    LOS ALAMOS, New Mexico, December 20, 2011—An essential question confronting neuroscientists and computer vision researchers alike is how objects can be identified by simply "looking" at an image. Introspectively, we know that the human brain solves this problem very well. We only have to look at something to know what it is.

    But teaching a computer to "know" what it’s looking at is far harder. In research published this fall in the Public Library of Science (PLoS) Computational Biology journal, a team from Los Alamos National Laboratory, Chatham University, and Emory University first measured human performance on a visual task - identifying a certain kind of shape when an image is flashed in front of a viewer for a very short amount of time (20-200 milliseconds). Human performance gets worse, as expected, when the image is shown for shorter time periods. Also as expected, humans do worse when the shapes are more complicated.

    But could a computer be taught to recognize shapes as well, and then do it faster than humans? The team tried developing a computer model based on human neural structure and function, to do what we do, and possibly do it better.

    Their paper, "Model Cortical Association Fields Account for the Time Course and Dependence on Target Complexity of Human Contour Perception," describes how, after measuring human performance, they created a computer model to also attempt to pick out the shapes.

    "This model is biologically inspired and relies on leveraging lateral connections between neurons in the same layer of a model of the human visual system," said Vadas Gintautas of Chatham University in Pittsburgh and formerly a researcher at Los Alamos.

    <snip>

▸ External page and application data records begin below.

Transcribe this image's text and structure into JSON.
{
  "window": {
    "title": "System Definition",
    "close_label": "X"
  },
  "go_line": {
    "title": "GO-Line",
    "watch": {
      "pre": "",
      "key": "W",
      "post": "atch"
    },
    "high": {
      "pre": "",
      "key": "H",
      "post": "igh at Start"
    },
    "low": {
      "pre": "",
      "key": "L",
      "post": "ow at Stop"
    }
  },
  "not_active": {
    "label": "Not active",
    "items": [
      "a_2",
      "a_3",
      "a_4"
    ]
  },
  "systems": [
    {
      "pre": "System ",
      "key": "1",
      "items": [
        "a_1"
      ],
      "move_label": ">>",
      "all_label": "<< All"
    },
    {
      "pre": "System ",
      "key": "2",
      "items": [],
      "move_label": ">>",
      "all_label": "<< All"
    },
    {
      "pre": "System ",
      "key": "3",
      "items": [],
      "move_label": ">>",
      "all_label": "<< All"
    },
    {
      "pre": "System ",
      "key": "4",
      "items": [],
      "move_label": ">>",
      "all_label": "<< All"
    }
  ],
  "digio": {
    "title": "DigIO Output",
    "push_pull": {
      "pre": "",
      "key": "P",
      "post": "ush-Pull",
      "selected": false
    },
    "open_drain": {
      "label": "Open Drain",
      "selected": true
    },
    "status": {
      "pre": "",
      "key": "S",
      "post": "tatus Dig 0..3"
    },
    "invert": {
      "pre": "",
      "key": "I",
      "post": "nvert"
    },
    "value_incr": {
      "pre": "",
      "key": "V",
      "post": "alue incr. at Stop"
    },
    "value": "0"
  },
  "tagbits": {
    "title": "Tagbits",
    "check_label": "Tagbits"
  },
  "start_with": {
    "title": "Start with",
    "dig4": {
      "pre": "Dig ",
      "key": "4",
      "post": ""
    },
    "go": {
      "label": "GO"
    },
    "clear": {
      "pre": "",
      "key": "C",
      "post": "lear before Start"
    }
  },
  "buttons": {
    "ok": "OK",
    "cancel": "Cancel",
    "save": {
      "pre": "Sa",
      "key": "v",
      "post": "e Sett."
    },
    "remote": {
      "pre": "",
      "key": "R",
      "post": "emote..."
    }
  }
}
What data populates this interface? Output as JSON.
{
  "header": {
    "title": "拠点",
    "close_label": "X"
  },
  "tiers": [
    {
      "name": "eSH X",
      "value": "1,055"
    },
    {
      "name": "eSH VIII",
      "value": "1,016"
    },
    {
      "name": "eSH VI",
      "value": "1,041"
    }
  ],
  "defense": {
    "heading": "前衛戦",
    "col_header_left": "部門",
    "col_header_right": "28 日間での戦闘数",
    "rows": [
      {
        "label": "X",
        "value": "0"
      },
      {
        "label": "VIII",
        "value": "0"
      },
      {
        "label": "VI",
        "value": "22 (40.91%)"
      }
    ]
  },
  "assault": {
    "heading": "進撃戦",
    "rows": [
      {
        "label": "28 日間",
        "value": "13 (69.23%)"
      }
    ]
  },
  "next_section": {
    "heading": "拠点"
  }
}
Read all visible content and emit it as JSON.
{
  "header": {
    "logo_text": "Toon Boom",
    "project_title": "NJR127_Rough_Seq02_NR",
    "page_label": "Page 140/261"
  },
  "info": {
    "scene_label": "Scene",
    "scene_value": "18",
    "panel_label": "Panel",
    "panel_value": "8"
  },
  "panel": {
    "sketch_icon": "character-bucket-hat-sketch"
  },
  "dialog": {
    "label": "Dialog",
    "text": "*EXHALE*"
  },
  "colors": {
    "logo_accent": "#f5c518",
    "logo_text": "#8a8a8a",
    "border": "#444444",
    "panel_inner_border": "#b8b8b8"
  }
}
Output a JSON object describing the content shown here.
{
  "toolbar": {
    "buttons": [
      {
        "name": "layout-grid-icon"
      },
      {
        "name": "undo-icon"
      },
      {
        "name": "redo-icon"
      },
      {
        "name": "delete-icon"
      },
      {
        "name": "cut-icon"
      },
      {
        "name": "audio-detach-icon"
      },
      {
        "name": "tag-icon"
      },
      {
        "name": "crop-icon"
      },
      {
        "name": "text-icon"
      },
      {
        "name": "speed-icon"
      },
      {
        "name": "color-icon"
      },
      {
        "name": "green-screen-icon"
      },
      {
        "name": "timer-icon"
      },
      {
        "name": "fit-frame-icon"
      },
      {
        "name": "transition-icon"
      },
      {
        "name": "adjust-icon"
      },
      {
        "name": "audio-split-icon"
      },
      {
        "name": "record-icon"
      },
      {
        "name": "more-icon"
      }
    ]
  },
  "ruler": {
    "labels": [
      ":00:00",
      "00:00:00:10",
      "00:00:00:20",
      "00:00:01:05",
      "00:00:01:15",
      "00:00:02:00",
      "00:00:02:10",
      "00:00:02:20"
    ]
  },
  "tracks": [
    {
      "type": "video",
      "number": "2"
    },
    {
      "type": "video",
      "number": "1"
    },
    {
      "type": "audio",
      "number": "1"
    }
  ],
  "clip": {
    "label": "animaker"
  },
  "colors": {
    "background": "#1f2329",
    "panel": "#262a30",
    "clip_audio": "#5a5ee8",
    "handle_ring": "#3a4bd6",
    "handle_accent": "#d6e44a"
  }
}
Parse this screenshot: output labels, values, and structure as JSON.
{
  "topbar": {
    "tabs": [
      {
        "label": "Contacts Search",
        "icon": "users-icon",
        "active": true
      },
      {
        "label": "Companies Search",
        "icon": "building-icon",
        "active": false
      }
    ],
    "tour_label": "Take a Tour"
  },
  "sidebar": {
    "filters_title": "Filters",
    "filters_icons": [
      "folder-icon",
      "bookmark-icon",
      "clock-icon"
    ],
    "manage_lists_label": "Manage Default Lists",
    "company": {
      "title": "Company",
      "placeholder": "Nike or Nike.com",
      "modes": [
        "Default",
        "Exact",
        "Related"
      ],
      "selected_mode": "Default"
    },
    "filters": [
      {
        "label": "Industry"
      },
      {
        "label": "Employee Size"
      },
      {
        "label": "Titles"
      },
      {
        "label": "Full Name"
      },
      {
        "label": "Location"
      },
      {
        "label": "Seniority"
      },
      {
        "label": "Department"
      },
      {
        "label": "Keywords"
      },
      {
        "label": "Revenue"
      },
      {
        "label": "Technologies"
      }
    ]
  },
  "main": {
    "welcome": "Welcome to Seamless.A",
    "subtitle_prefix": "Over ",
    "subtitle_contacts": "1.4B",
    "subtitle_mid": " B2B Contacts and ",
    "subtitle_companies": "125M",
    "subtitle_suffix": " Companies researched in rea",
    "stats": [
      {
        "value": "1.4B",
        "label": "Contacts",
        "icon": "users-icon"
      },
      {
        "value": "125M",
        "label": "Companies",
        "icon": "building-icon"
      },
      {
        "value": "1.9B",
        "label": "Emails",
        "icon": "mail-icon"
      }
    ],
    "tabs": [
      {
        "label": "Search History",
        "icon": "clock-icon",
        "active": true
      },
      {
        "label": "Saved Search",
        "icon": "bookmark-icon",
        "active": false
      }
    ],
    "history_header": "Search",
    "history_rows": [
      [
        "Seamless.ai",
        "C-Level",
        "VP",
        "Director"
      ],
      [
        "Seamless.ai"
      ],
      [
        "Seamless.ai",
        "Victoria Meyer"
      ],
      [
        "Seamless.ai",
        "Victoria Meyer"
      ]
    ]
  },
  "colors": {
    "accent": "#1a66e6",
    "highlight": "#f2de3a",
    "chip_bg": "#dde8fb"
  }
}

    Story Continues
    Last edited by calikid; 12-26-2011 at 03:03 PM. Reason: for Fair Use.
    Cameras are ubiquitus, but they are not instruments.

  10. #20
    Lead Moderator calikid's Avatar
    Join Date
    Nov 2011
    Location
    Sunny California
    Posts
    8,312
    Blog Entries
    19
    Robin Hood or just plain criminal activity? You decide.

    Anonymous claims hack on security think tank
    by Natalie Weinstein

    Anonymous is claiming to have stolen 200GB worth of data, including e-mails and clients' credit card information, from a U.S.-based security think tank, the Associated Press reported today.

    The hacking group also used Twitter to post a link to a list of clients apparently belonging to think tank Stratfor Global Intelligence.

    "Not so private and secret anymore?" read one of numerous tweets from AnonymousIRC, a Twitter account linked to Anonymous.

    This morning Stratfor's site was down. A notice reads: "Site is currently undergoing maintenance."

    Story Continues
    The aim of an argument or discussion should not be victory, but
    progress. -- Joseph Joubert
    Attachment 1008

Tags for this Thread

Posting Permissions

  • You may not post new threads
  • You may not post replies
  • You may not post attachments
  • You may not edit your posts
  •